          However, PRI powers that be wanted to keep the man who was filling his seat, Adán David Ruiz Gutiérrez, in the post. It also may be making it easier for the PRI to pass President Enrique Peña Nieto's proposed measure to boost the value-added tax along the border without Castro Trenti in Congress; Castro Trenti has been a wizard at building coalitions to get legislation passed, but his Baja California constituents don't want to pay more taxes, even if all the tax boost would do would be to make the value added tax 16% nationwide; it is 11% along the border. The proposal made it through committee on Wednesday.
Story, El Mexicano (PDF). Jump.
Update, Oct. 23: Ruiz Gutiérrez voted for the bill.

Wednesday, Aug. 28, 2013     

Fernando Castro TrentiMr. Ambassador ...

       Columnist Gilberto Lavenant, repeating what many others have reported, said it appears that Baja California politician Fernando Castro Trenti (right) will become Mexico's ambassador to Argentina. Castro Trenti, a member of the Institutional Revolutionary Party (PRI), lost the July 7 gubernatorial election to Francisco Vega of the National Action Party (PAN).
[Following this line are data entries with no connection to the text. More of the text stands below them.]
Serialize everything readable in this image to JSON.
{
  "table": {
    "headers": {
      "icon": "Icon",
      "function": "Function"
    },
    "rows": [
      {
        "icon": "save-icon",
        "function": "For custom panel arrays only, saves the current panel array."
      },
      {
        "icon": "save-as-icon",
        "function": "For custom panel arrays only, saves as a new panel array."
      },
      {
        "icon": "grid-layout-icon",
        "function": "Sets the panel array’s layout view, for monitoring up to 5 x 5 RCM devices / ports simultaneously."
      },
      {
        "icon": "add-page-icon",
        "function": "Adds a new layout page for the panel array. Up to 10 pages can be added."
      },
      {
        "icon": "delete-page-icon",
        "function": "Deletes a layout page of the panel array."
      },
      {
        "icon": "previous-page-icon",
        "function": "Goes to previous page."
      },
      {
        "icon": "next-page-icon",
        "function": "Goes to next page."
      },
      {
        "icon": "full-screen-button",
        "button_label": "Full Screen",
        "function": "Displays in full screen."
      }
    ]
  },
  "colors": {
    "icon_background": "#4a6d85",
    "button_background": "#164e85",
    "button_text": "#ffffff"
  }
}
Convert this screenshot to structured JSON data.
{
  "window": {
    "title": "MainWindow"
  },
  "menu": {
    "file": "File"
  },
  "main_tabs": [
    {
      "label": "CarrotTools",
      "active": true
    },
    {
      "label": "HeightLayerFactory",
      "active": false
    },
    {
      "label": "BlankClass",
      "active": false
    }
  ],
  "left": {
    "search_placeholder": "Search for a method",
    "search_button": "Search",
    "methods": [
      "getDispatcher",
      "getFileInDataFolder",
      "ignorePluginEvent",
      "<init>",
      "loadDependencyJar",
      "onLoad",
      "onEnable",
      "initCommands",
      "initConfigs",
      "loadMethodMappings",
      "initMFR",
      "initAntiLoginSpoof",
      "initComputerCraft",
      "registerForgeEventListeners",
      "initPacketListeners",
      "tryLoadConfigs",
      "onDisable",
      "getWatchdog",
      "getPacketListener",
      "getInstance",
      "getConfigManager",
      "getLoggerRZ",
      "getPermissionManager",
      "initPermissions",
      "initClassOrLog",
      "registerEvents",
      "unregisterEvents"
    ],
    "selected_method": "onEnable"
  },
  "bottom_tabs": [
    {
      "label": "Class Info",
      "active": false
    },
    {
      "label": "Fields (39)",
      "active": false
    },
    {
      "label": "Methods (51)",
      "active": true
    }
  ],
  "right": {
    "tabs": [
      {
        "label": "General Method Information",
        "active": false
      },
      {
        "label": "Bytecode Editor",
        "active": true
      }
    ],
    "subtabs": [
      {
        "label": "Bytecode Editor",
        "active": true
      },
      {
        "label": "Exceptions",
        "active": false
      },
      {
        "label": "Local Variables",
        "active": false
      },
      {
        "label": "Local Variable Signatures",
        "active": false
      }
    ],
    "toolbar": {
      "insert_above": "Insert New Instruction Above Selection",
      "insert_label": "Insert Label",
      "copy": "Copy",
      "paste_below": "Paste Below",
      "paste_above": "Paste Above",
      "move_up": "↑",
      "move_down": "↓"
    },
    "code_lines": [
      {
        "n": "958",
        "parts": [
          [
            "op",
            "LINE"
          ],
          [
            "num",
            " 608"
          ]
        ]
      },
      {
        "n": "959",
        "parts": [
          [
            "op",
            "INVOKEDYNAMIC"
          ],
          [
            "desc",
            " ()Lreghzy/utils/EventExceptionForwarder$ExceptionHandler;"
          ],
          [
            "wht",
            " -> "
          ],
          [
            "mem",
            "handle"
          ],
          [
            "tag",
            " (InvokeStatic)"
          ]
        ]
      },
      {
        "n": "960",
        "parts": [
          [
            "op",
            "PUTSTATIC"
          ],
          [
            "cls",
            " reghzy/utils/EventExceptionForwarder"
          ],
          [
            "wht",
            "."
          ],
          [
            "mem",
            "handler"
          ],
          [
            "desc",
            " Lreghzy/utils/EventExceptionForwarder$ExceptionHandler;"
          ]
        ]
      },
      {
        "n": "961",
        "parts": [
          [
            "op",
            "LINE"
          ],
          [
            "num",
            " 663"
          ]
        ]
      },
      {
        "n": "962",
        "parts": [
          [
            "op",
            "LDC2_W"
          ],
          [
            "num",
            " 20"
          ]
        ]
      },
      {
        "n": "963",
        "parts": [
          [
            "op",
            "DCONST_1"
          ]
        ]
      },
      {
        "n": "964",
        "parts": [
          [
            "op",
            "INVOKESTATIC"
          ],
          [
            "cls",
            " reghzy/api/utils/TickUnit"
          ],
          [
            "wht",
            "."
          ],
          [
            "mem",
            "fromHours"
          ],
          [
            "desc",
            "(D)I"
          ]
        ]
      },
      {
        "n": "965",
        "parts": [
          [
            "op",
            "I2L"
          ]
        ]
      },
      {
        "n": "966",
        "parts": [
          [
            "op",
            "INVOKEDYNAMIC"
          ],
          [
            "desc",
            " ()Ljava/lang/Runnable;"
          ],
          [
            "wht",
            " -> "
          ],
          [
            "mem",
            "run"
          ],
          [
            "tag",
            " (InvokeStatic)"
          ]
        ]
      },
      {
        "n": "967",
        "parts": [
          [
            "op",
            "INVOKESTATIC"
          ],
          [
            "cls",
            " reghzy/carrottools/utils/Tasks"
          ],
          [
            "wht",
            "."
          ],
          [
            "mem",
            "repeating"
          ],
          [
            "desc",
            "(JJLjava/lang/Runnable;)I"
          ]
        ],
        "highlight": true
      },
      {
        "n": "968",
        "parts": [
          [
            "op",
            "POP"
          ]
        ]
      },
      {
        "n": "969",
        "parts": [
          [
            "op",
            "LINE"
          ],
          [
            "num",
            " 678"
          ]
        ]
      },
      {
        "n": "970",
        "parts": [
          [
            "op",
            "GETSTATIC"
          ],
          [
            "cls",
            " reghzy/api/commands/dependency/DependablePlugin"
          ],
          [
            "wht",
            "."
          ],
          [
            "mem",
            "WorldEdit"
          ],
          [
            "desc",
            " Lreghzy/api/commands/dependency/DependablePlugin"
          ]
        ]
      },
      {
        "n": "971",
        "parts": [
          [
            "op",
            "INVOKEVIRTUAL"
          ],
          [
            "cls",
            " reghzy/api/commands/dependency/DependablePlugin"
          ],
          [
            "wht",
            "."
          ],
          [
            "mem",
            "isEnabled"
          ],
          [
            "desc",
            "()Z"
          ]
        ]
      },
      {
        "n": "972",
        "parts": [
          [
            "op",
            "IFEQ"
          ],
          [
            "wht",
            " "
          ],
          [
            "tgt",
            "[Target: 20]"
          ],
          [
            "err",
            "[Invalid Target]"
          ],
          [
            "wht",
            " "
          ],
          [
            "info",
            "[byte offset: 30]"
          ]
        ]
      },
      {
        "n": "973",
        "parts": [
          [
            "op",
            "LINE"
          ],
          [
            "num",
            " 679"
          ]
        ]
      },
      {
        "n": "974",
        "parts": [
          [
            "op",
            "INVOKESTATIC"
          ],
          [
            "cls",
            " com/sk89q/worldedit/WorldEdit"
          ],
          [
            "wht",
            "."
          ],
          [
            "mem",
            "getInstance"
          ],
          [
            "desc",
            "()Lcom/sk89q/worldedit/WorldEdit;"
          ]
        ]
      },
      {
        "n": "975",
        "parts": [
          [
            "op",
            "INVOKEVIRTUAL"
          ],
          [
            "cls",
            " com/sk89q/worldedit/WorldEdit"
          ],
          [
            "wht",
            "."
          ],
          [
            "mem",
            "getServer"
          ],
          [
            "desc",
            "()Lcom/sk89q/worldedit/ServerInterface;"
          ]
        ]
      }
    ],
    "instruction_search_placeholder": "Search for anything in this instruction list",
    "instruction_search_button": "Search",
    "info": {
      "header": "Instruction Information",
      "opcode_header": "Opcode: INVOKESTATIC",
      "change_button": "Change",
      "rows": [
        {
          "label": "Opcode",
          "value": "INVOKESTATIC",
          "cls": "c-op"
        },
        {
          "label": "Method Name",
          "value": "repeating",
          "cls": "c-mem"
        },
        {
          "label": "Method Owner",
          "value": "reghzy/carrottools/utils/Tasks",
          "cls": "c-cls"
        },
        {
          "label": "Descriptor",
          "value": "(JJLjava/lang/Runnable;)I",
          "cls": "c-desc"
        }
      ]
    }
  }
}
        Afterward, Castro Trenti said he would be returning to his seat in the Chamber of adan david ruizDeputies, from which he took a leave of absence in February. However, Castro Trenti's replacement in the chamber was Adán David Ruiz Gutiérrez carlos salinas (left), a Mexicali man who has been a top aide to Carlos Salinas de Gortari (right) since 1991; Salinas, president from 1988-1994, is still quite a powerful man in Mexico. Ruiz, and by extension, Salinas, apparently do not want to give up the post, although the decision legally belongs to Castro Trenti. (Was the seat going to Ruiz part of what helped Castro Trenti be designated the gubernatorial candidate?)

         Lavenant said some also see the hand of former Tijuana Mayor Jorge Hank Rhon, who had wanted the gubernatorial nomination to avenge his loss to the PAN's José Guadalupe Osuna Millán in the 2007 election, in the matter; observers say the distance between Tijuana and Buenos Aires should greatly reduce Castro Trenti's power in the state.

         Lavenant's column in El Sol de Tijuana was titled "El Señor Embajador."